◆ REQUIREMENT ◆
Scan the entries below. List each line with "Provider".

◆ Dataset rows for apps and sites ◆
################

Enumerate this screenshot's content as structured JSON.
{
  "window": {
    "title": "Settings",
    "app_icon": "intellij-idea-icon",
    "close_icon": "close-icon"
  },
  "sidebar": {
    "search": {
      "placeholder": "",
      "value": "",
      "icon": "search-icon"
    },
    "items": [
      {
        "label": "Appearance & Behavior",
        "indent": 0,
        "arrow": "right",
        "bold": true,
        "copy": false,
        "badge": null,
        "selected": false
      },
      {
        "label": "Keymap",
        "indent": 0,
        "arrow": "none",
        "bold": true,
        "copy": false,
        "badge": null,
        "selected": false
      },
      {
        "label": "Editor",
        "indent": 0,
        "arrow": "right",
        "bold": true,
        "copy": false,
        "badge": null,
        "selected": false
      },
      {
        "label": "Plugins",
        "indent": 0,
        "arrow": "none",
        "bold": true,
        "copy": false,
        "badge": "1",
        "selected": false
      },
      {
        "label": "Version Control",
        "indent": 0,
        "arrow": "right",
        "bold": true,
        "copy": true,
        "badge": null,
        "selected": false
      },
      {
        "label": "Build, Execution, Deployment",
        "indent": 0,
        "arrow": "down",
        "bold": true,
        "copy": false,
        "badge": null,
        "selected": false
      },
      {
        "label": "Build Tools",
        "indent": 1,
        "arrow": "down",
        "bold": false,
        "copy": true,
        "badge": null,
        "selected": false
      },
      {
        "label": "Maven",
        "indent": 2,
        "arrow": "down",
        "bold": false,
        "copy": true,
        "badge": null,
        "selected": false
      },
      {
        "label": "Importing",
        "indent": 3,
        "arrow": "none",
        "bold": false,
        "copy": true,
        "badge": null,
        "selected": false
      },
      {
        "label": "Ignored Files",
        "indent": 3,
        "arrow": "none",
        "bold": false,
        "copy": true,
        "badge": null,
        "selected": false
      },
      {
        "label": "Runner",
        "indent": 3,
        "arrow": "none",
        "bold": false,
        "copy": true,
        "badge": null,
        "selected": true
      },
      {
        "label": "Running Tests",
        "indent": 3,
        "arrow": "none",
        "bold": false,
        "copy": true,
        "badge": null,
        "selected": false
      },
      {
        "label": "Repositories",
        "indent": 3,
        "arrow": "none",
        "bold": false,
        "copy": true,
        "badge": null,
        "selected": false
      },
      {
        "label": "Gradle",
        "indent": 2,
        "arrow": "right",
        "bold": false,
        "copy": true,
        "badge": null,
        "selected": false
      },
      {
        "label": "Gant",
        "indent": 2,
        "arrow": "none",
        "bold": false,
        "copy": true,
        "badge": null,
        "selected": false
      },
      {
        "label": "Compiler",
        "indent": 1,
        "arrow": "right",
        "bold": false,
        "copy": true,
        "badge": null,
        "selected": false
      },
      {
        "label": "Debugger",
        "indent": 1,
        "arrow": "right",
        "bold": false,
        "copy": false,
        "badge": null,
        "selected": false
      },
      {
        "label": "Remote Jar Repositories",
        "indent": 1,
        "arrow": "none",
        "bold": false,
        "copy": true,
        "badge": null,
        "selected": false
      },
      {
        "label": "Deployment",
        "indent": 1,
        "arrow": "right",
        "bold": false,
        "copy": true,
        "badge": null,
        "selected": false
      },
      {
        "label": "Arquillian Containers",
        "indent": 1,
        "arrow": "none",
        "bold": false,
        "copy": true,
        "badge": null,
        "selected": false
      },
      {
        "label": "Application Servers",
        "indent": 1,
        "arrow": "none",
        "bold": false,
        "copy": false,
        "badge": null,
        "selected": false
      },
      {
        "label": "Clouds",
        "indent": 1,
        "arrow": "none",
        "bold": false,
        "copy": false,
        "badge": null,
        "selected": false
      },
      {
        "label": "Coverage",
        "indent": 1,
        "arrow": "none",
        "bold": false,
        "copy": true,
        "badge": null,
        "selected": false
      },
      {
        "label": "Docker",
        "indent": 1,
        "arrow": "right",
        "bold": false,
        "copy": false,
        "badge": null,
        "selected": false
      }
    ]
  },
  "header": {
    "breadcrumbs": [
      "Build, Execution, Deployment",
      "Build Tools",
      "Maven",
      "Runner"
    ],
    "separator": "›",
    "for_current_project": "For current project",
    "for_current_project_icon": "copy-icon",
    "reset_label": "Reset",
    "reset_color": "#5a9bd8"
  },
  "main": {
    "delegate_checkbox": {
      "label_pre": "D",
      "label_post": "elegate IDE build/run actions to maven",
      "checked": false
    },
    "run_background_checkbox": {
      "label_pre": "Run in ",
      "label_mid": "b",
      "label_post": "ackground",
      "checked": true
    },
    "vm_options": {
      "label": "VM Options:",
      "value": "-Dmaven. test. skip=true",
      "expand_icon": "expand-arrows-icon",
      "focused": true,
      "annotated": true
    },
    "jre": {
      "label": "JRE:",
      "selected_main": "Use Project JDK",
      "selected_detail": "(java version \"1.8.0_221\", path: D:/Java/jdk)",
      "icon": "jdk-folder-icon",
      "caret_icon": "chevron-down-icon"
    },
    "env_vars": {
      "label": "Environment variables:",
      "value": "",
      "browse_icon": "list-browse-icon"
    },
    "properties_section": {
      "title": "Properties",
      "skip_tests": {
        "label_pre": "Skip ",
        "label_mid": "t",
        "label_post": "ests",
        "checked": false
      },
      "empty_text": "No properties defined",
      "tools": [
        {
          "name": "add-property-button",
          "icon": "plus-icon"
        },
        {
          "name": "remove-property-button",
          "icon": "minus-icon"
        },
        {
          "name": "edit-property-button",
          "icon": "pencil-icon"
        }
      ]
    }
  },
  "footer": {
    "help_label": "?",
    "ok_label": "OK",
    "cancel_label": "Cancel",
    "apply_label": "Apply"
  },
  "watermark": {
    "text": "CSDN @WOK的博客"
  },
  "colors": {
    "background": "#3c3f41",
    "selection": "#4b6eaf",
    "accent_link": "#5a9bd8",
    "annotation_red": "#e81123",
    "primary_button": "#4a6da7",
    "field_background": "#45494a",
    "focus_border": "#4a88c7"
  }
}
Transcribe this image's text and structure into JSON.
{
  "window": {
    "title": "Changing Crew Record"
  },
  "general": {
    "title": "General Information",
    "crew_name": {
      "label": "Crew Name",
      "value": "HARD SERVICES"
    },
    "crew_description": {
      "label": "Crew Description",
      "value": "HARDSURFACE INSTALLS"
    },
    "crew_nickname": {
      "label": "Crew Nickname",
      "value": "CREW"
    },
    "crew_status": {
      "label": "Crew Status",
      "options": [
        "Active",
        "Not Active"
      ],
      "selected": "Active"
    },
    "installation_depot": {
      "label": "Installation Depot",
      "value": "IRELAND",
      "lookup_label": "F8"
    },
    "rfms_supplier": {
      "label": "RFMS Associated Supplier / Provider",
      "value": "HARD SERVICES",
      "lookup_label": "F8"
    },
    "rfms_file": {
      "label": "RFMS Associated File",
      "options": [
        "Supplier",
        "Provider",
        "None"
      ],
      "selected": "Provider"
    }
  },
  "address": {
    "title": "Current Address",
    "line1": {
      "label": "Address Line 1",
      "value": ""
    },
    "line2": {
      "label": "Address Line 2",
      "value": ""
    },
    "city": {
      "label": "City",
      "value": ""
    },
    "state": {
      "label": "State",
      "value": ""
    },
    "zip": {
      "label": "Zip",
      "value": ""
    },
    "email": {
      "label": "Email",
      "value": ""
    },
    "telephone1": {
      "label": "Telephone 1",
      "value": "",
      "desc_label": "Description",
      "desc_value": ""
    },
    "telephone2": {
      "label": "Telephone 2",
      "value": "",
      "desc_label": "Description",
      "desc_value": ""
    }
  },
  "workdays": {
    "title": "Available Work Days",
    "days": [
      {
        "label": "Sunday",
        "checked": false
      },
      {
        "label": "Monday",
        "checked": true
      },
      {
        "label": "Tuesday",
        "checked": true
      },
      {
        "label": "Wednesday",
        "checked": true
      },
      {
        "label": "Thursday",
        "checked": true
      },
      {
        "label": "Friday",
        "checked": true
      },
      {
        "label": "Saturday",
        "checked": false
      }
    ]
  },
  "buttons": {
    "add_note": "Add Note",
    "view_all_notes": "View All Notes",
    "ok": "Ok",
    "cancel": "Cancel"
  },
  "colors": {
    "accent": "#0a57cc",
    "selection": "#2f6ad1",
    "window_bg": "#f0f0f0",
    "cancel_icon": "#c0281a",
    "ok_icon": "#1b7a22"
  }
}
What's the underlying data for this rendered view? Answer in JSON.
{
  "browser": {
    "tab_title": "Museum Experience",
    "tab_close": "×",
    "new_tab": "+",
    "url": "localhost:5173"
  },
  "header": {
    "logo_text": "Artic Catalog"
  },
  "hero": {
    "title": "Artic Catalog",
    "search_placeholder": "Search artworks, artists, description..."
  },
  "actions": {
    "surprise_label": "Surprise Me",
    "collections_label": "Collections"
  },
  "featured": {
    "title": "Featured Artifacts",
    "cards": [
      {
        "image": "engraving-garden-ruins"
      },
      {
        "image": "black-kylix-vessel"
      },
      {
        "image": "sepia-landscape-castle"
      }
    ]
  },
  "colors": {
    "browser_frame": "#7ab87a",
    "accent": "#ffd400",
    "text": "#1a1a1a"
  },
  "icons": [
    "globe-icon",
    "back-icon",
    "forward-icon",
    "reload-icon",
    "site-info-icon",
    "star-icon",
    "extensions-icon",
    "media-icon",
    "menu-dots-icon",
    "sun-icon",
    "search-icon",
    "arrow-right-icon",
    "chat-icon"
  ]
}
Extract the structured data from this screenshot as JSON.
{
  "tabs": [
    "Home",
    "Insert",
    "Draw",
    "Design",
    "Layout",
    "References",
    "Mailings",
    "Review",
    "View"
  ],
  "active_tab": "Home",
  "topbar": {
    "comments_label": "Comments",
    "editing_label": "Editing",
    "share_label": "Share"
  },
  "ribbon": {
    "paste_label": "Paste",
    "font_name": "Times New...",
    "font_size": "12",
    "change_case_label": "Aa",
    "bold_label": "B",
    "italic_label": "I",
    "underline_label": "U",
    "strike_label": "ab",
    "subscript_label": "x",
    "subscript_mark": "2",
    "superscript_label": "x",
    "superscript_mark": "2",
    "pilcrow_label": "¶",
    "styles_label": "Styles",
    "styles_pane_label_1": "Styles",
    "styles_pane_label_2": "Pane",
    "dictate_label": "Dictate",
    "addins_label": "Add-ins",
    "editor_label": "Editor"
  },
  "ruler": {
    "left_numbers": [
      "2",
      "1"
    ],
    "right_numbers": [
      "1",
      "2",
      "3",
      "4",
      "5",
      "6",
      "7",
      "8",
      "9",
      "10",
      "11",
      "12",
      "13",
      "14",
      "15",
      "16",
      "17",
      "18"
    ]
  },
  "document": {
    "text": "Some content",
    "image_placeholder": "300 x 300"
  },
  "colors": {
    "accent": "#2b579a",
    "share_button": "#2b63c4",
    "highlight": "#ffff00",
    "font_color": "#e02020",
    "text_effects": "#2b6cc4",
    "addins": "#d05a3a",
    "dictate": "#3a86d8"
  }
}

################

◆ WRITTEN ANSWER ◆
      "label": "RFMS Associated Supplier / Provider",
        "Provider",
      "selected": "Provider"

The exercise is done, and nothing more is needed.